Q. How do I run a process with modified scheduling priority under Linux? I’d like to change the priority in the kernel’s scheduler while starting a command.
A. Use nice command to run a program with modified scheduling priority / nicenesses. Nicenesses range at least from -20 (resulting in the most favorable scheduling) through 19 (the least favorable). The default behavior is to increase the niceness by 10.
A niceness should not be confused with a scheduling priority, which lets applications determine the order in which threads are scheduled to run. Unlike a priority, a niceness is merely advice to the scheduler, which the scheduler is free to ignore.
nice syntax (/bin/nice command)
/bin/nice -n NUM
Add integer NUM (-20 to 19) to the niceness.
There are multiple versions of the nice command. One built in to the shell, and one in /bin/nice. The syntax may be diffrent on your system. Refer your shell and /bin/nice command man page for details.
Change niceness by 3
Type the command as follows:
$ /bin/nice -n 3 command-name
Only a privileged user may run a process with lower niceness:
$ /bin/nice -n -1 command-name
Shell in build nice command syntax
If you use the csh or tcsh or bash, the syntax is as follows:
nice +n command
I recommend using /bin/nice syntax to avoid confusion and to save time.
Q. Iâ€™d like to create my root account in Linux. How do I do it?
A. Root user is superuser on a Unix / Linux system. Root user has all rights or permissions. . The root user can do many things an ordinary user cannot do on system such as start / stop services, grant / revoke any permissions, open ports (especially < 1024 ports), user management and much more. The root user is the most privileged user on the system and has absolute power over it.
By default almost all Linux distributions and UNIX like operating system creates the root account at the time of installation. You donâ€™t have to create a new root account. Use su or sudo command to run administrative task as the root user.
Creating another root user can be a security risk. Root has a UID of zero in /etc/passwd. This means absolute control over the system for the root user. You can set any user id to 0 (zero) to grant unlimited permissions provided that you login as root.

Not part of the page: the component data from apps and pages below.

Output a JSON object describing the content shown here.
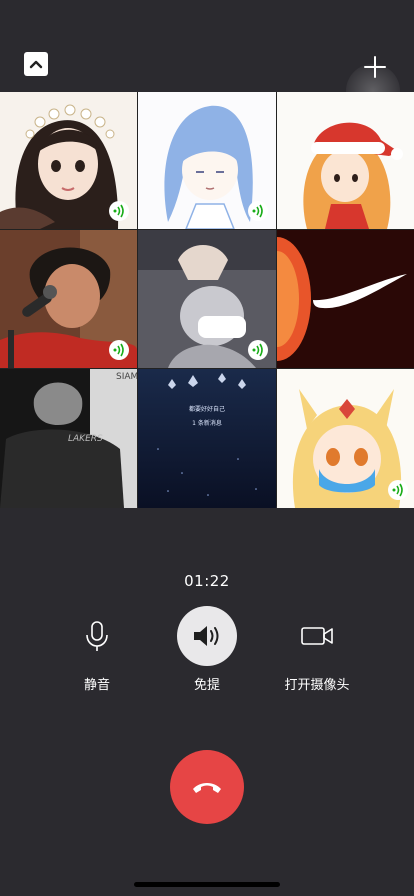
{
  "call": {
    "timer": "01:22",
    "controls": [
      {
        "id": "mute",
        "label": "静音",
        "icon": "microphone-icon"
      },
      {
        "id": "speaker",
        "label": "免提",
        "icon": "speaker-icon",
        "active": true
      },
      {
        "id": "camera",
        "label": "打开摄像头",
        "icon": "video-camera-icon"
      }
    ],
    "hangup_icon": "hang-up-phone-icon",
    "colors": {
      "hangup": "#e64545",
      "speaking": "#1aad19",
      "background": "#2b2a2f"
    }
  },
  "tiles": [
    {
      "name": "girl-with-flower-crown",
      "speaking": true
    },
    {
      "name": "blue-hair-sketch",
      "speaking": true
    },
    {
      "name": "girl-santa-hat",
      "speaking": false
    },
    {
      "name": "singer-microphone",
      "speaking": true
    },
    {
      "name": "masked-person-hand",
      "speaking": true
    },
    {
      "name": "nike-orange-burst",
      "speaking": false
    },
    {
      "name": "lakers-man-bw",
      "speaking": false
    },
    {
      "name": "lotus-night-sky",
      "speaking": false
    },
    {
      "name": "fox-girl-mask",
      "speaking": true
    }
  ],
  "tile_texts": {
    "siam_mark": "SIAM",
    "lakers_mark": "LAKERS",
    "lotus_line1": "都要好好自己",
    "lotus_line2": "1 条新消息"
  }
}
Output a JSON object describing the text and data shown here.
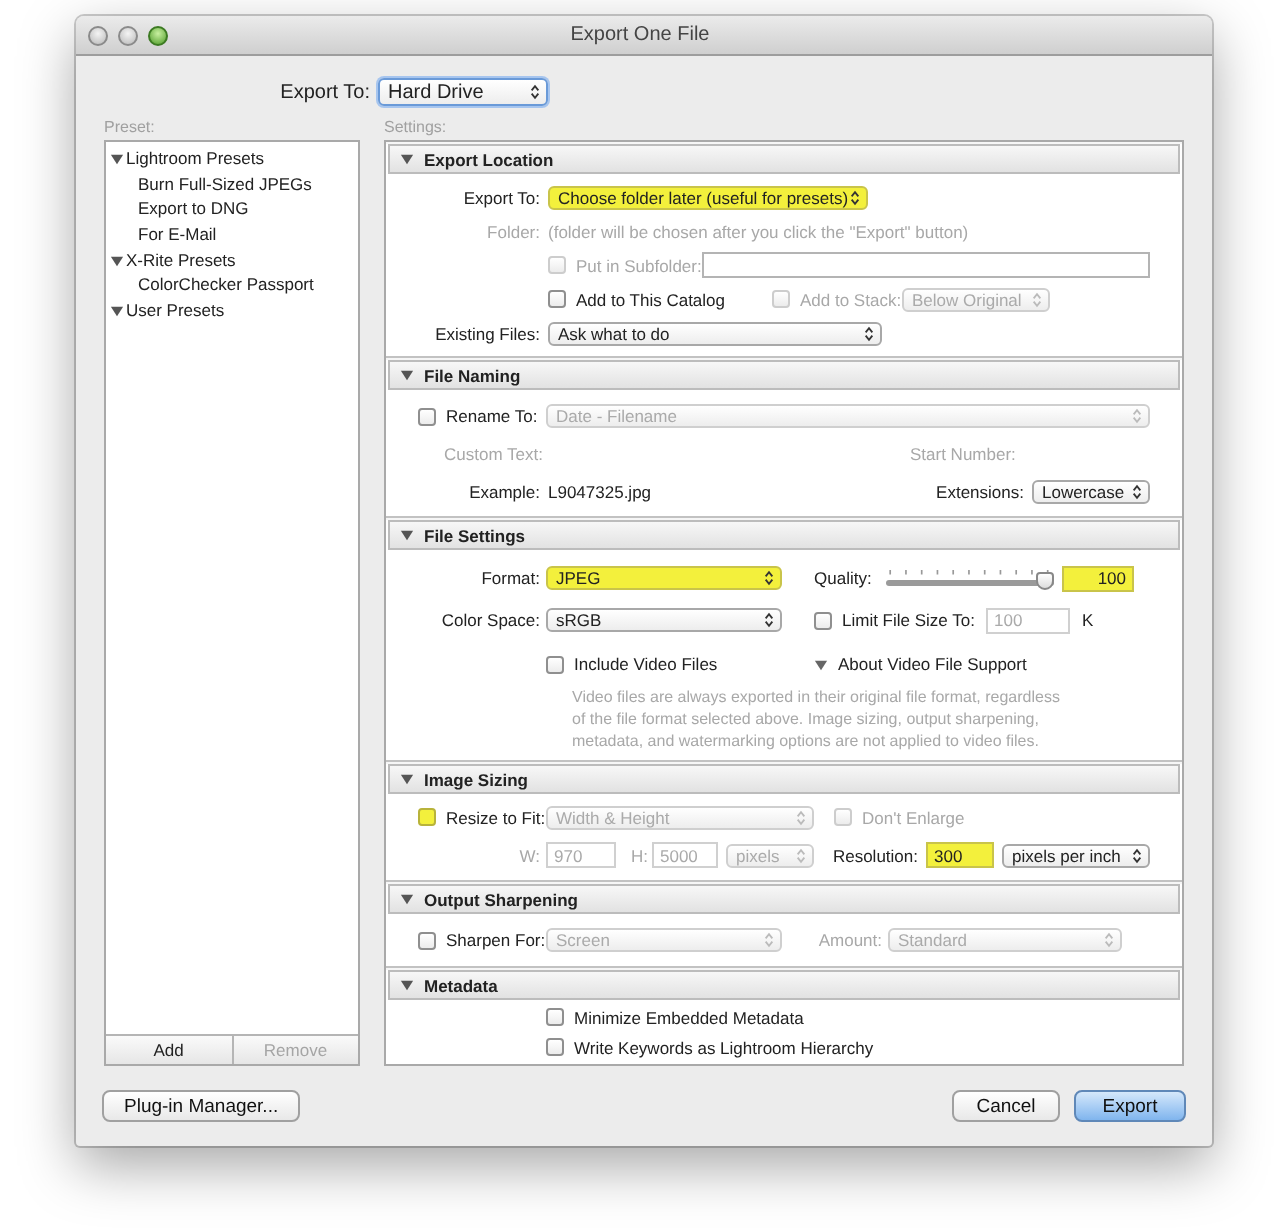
{
  "window": {
    "title": "Export One File"
  },
  "export_to": {
    "label": "Export To:",
    "value": "Hard Drive"
  },
  "preset": {
    "label": "Preset:",
    "groups": [
      {
        "name": "Lightroom Presets",
        "expanded": true,
        "children": [
          {
            "name": "Burn Full-Sized JPEGs"
          },
          {
            "name": "Export to DNG"
          },
          {
            "name": "For E-Mail"
          }
        ]
      },
      {
        "name": "X-Rite Presets",
        "expanded": true,
        "children": [
          {
            "name": "ColorChecker Passport"
          }
        ]
      },
      {
        "name": "User Presets",
        "expanded": true
      }
    ],
    "buttons": [
      {
        "label": "Add",
        "disabled": false
      },
      {
        "label": "Remove",
        "disabled": true
      }
    ]
  },
  "settings": {
    "label": "Settings:",
    "sections": [
      {
        "title": "Export Location",
        "expanded": true,
        "rows": [
          {
            "left": [
              {
                "kind": "label",
                "text": "Export To:",
                "disabled": false
              },
              {
                "kind": "select",
                "text": "Choose folder later (useful for presets)",
                "disabled": false,
                "highlighted": true
              }
            ]
          },
          {
            "left": [
              {
                "kind": "label",
                "text": "Folder:",
                "disabled": true
              },
              {
                "kind": "text",
                "text": "(folder will be chosen after you click the \"Export\" button)",
                "disabled": true
              }
            ]
          },
          {
            "left": [
              {
                "kind": "checkbox",
                "text": "Put in Subfolder:",
                "checked": false,
                "disabled": true,
                "highlighted": false
              },
              {
                "kind": "input",
                "disabled": false,
                "highlighted": false
              }
            ]
          },
          {
            "left": [
              {
                "kind": "checkbox",
                "text": "Add to This Catalog",
                "checked": false,
                "disabled": false,
                "highlighted": false
              }
            ],
            "right": [
              {
                "kind": "checkbox",
                "text": "Add to Stack:",
                "checked": false,
                "disabled": true,
                "highlighted": false
              },
              {
                "kind": "select",
                "text": "Below Original",
                "disabled": true,
                "highlighted": false
              }
            ]
          },
          {
            "left": [
              {
                "kind": "label",
                "text": "Existing Files:",
                "disabled": false
              },
              {
                "kind": "select",
                "text": "Ask what to do",
                "disabled": false,
                "highlighted": false
              }
            ]
          }
        ]
      },
      {
        "title": "File Naming",
        "expanded": true,
        "rows": [
          {
            "left": [
              {
                "kind": "checkbox",
                "text": "Rename To:",
                "checked": false,
                "disabled": false,
                "highlighted": false
              },
              {
                "kind": "select",
                "text": "Date - Filename",
                "disabled": true,
                "highlighted": false
              }
            ]
          },
          {
            "left": [
              {
                "kind": "text",
                "text": "Custom Text:",
                "disabled": true
              }
            ],
            "right": [
              {
                "kind": "text",
                "text": "Start Number:",
                "disabled": true
              }
            ]
          },
          {
            "left": [
              {
                "kind": "label",
                "text": "Example:",
                "disabled": false
              },
              {
                "kind": "text",
                "text": "L9047325.jpg",
                "disabled": false
              }
            ],
            "right": [
              {
                "kind": "label",
                "text": "Extensions:",
                "disabled": false
              },
              {
                "kind": "select",
                "text": "Lowercase",
                "disabled": false,
                "highlighted": false
              }
            ]
          }
        ]
      },
      {
        "title": "File Settings",
        "expanded": true,
        "rows": [
          {
            "left": [
              {
                "kind": "label",
                "text": "Format:",
                "disabled": false
              },
              {
                "kind": "select",
                "text": "JPEG",
                "disabled": false,
                "highlighted": true
              }
            ],
            "right": [
              {
                "kind": "text",
                "text": "Quality:",
                "disabled": false
              },
              {
                "kind": "slider",
                "level": 1
              },
              {
                "kind": "input",
                "text": "100",
                "disabled": false,
                "highlighted": true
              }
            ]
          },
          {
            "left": [
              {
                "kind": "label",
                "text": "Color Space:",
                "disabled": false
              },
              {
                "kind": "select",
                "text": "sRGB",
                "disabled": false,
                "highlighted": false
              }
            ],
            "right": [
              {
                "kind": "checkbox",
                "text": "Limit File Size To:",
                "checked": false,
                "disabled": false,
                "highlighted": false
              },
              {
                "kind": "input",
                "text": "100",
                "disabled": true,
                "highlighted": false
              },
              {
                "kind": "text",
                "text": "K",
                "disabled": false
              }
            ]
          },
          {
            "left": [
              {
                "kind": "checkbox",
                "text": "Include Video Files",
                "checked": false,
                "disabled": false,
                "highlighted": false
              }
            ],
            "right": [
              {
                "kind": "disclosure",
                "text": "About Video File Support",
                "expanded": true
              }
            ]
          },
          {
            "left": [
              {
                "kind": "note",
                "text": "Video files are always exported in their original file format, regardless of the file format selected above. Image sizing, output sharpening, metadata, and watermarking options are not applied to video files.",
                "disabled": true
              }
            ]
          }
        ]
      },
      {
        "title": "Image Sizing",
        "expanded": true,
        "rows": [
          {
            "left": [
              {
                "kind": "checkbox",
                "text": "Resize to Fit:",
                "checked": false,
                "disabled": false,
                "highlighted": true
              },
              {
                "kind": "select",
                "text": "Width & Height",
                "disabled": true,
                "highlighted": false
              }
            ],
            "right": [
              {
                "kind": "checkbox",
                "text": "Don't Enlarge",
                "checked": false,
                "disabled": true,
                "highlighted": false
              }
            ]
          },
          {
            "left": [
              {
                "kind": "label",
                "text": "W:",
                "disabled": true
              },
              {
                "kind": "input",
                "text": "970",
                "disabled": true,
                "highlighted": false
              },
              {
                "kind": "label",
                "text": "H:",
                "disabled": true
              },
              {
                "kind": "input",
                "text": "5000",
                "disabled": true,
                "highlighted": false
              },
              {
                "kind": "select",
                "text": "pixels",
                "disabled": true,
                "highlighted": false
              }
            ],
            "right": [
              {
                "kind": "label",
                "text": "Resolution:",
                "disabled": false
              },
              {
                "kind": "input",
                "text": "300",
                "disabled": false,
                "highlighted": true
              },
              {
                "kind": "select",
                "text": "pixels per inch",
                "disabled": false,
                "highlighted": false
              }
            ]
          }
        ]
      },
      {
        "title": "Output Sharpening",
        "expanded": true,
        "rows": [
          {
            "left": [
              {
                "kind": "checkbox",
                "text": "Sharpen For:",
                "checked": false,
                "disabled": false,
                "highlighted": false
              },
              {
                "kind": "select",
                "text": "Screen",
                "disabled": true,
                "highlighted": false
              }
            ],
            "right": [
              {
                "kind": "label",
                "text": "Amount:",
                "disabled": true
              },
              {
                "kind": "select",
                "text": "Standard",
                "disabled": true,
                "highlighted": false
              }
            ]
          }
        ]
      },
      {
        "title": "Metadata",
        "expanded": true,
        "rows": [
          {
            "left": [
              {
                "kind": "checkbox",
                "text": "Minimize Embedded Metadata",
                "checked": false,
                "disabled": false,
                "highlighted": false
              }
            ]
          },
          {
            "left": [
              {
                "kind": "checkbox",
                "text": "Write Keywords as Lightroom Hierarchy",
                "checked": false,
                "disabled": false,
                "highlighted": false
              }
            ]
          }
        ]
      }
    ]
  },
  "footer": {
    "left_button": "Plug-in Manager...",
    "buttons": [
      {
        "label": "Cancel",
        "default": false
      },
      {
        "label": "Export",
        "default": true
      }
    ]
  }
}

However some variants of UNIX provides additional account. For example BSD provides a toor ("root" backwards) account in addition to a root account.
It is recommended that you use root only when required and there is no need to create a new root user account.